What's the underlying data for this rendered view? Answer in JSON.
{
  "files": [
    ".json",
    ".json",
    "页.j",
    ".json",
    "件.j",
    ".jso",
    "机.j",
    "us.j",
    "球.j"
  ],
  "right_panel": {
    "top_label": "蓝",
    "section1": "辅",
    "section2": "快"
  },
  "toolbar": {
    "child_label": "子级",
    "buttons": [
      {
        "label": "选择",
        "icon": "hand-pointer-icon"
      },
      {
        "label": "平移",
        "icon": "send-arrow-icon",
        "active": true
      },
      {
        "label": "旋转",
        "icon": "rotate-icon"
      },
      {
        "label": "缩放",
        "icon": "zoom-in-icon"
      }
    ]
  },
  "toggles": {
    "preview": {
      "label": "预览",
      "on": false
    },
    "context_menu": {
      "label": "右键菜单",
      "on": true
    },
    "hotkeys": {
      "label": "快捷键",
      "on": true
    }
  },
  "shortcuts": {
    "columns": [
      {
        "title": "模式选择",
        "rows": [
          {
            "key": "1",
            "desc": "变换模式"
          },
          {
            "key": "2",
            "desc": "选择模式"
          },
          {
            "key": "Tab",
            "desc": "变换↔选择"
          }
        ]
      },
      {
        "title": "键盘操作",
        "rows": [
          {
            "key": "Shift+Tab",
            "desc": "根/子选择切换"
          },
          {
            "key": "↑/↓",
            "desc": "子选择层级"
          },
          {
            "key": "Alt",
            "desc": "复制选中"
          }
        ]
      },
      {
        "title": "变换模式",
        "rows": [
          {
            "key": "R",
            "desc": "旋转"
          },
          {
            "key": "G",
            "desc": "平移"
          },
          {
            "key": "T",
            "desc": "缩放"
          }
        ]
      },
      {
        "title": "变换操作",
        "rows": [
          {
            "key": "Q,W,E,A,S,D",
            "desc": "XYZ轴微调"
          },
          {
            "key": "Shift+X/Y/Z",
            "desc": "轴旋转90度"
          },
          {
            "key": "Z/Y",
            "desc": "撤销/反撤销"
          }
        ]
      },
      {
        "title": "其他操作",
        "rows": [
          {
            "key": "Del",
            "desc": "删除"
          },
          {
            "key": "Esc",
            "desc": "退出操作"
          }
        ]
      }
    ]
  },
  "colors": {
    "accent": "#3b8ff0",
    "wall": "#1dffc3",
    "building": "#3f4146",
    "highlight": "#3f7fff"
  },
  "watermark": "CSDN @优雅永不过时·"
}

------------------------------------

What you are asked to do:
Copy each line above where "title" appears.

Answer to this task:
        "title": "模式选择",
        "title": "键盘操作",
        "title": "变换模式",
        "title": "变换操作",
        "title": "其他操作",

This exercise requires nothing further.